The idea of a pre-workout supplement isn’t to give you the calories or nutrients needed to build muscle (like whey and maltodextrin), nor to accelerate your body’s ability to build muscle (like creatine). The purpose of a pre-workout supplement is to give you the energy you need to get to the gym and finish your workout. This allows them to indirectly lead to better muscle growth.
There are a lot of pre-workout supplements on the market. Most of them are “proprietary blends” of poorly tested ingredients in doses that are too small to be effective. Moreover, most of those ingredients are new and exciting, with a preliminary study or two showing that they’re effective in rodents. A year later, we find out that the ingredients don’t work very well, and a new round of supplements come out with new ingredients.
There are really only a couple ingredients you need to pay attention to:
- Caffeine. The king of physical performance boosters. It increases endurance, improves high intensity training performance and reduces fatigue. You want about 3-5mg per kg in order to optimally boost physical performance (study). A 150-pound man would want something like 272mg.
- Creatine. Creatine is a cool supplement because it boosts muscle growth and lifting performance. And then that boost in lifting performance further boosts muscle growth.
- Beta-alanine. Beta-alanine is kind of like creatine’s younger brother. It also boosts lifting performance, and that extra lifting performance can allow you to stimulate extra muscle growth. Be warned that beta-alanine can make your face tingle.
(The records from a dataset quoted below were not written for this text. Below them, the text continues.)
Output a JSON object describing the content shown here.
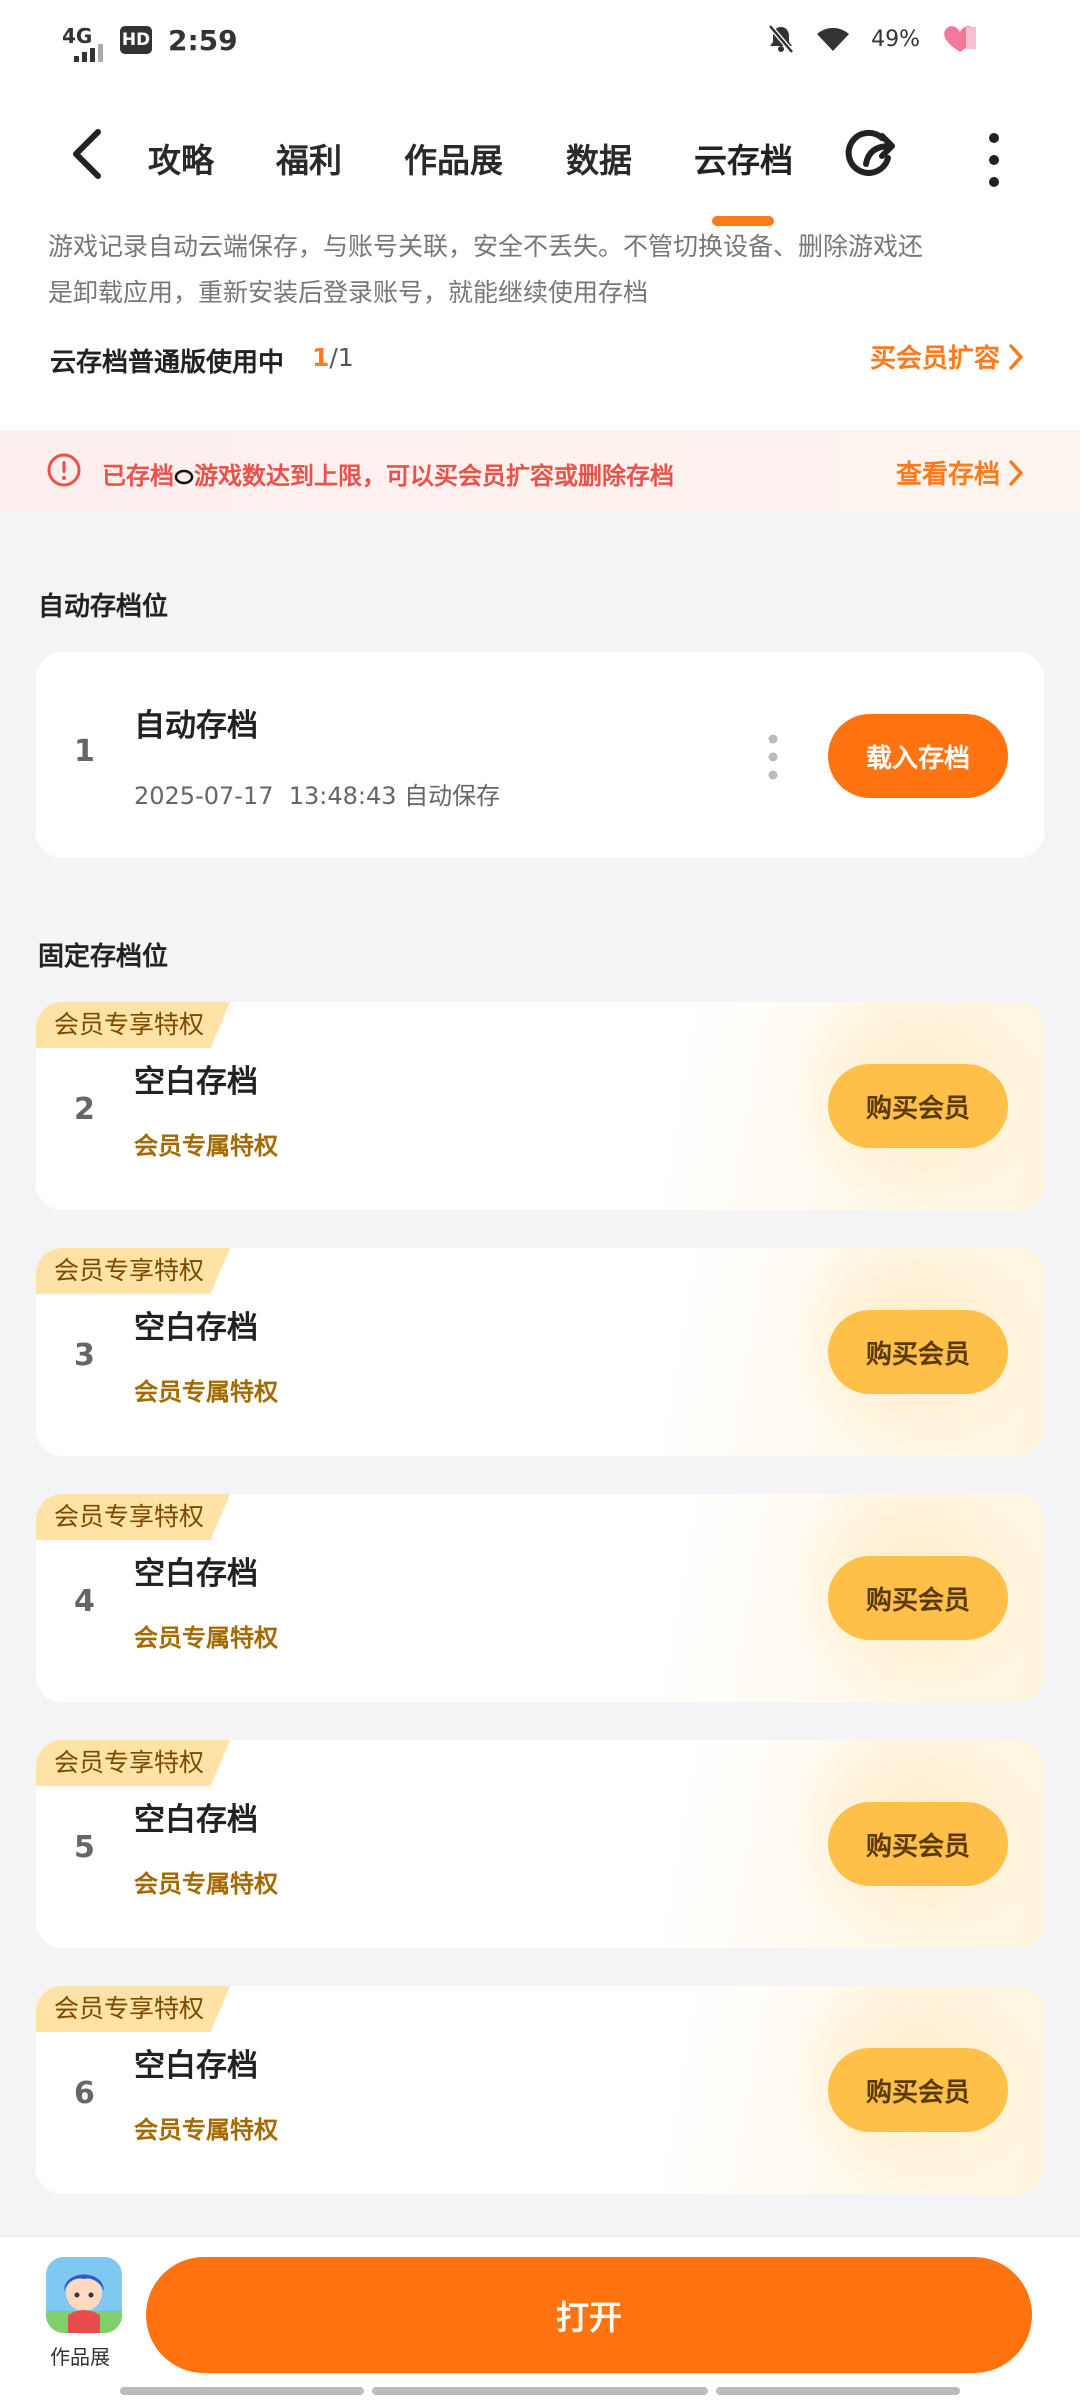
{
  "status_bar": {
    "network": "4G",
    "hd": "HD",
    "time": "2:59",
    "battery": "49%"
  },
  "nav": {
    "tabs": [
      {
        "label": "攻略"
      },
      {
        "label": "福利"
      },
      {
        "label": "作品展"
      },
      {
        "label": "数据"
      },
      {
        "label": "云存档"
      }
    ],
    "active_tab": "云存档"
  },
  "intro": {
    "line1": "游戏记录自动云端保存，与账号关联，安全不丢失。不管切换设备、删除游戏还",
    "line2": "是卸载应用，重新安装后登录账号，就能继续使用存档",
    "usage_label": "云存档普通版使用中",
    "usage_used": "1",
    "usage_total": "/1",
    "upgrade_label": "买会员扩容"
  },
  "warning": {
    "text_before": "已存档",
    "text_after": "游戏数达到上限，可以买会员扩容或删除存档",
    "link_label": "查看存档"
  },
  "auto_section": {
    "title": "自动存档位",
    "slot": {
      "index": "1",
      "title": "自动存档",
      "timestamp": "2025-07-17  13:48:43",
      "mode": "自动保存",
      "button": "载入存档"
    }
  },
  "fixed_section": {
    "title": "固定存档位",
    "slots": [
      {
        "badge": "会员专享特权",
        "index": "2",
        "title": "空白存档",
        "sub": "会员专属特权",
        "button": "购买会员"
      },
      {
        "badge": "会员专享特权",
        "index": "3",
        "title": "空白存档",
        "sub": "会员专属特权",
        "button": "购买会员"
      },
      {
        "badge": "会员专享特权",
        "index": "4",
        "title": "空白存档",
        "sub": "会员专属特权",
        "button": "购买会员"
      },
      {
        "badge": "会员专享特权",
        "index": "5",
        "title": "空白存档",
        "sub": "会员专属特权",
        "button": "购买会员"
      },
      {
        "badge": "会员专享特权",
        "index": "6",
        "title": "空白存档",
        "sub": "会员专属特权",
        "button": "购买会员"
      }
    ]
  },
  "bottom": {
    "app_label": "作品展",
    "open_label": "打开"
  },
  "colors": {
    "accent": "#ff7311",
    "gold": "#ffc04a",
    "warning": "#e8524a",
    "badge": "#ffe2a6"
  }
}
It’s harmless, but it can feel weird.
To get these three ingredients in their ideal doses, there’s one pre-workout supplement that rises to the top: Citadel Nutrition’s Tier One.
It has 5 grams of creatine from Creapure, 3.2 grams of beta-alanine from Carnosyn, and 150-200mg of caffeine. (Red is higher in caffeine, black is lower in caffeine.) Simple, effective.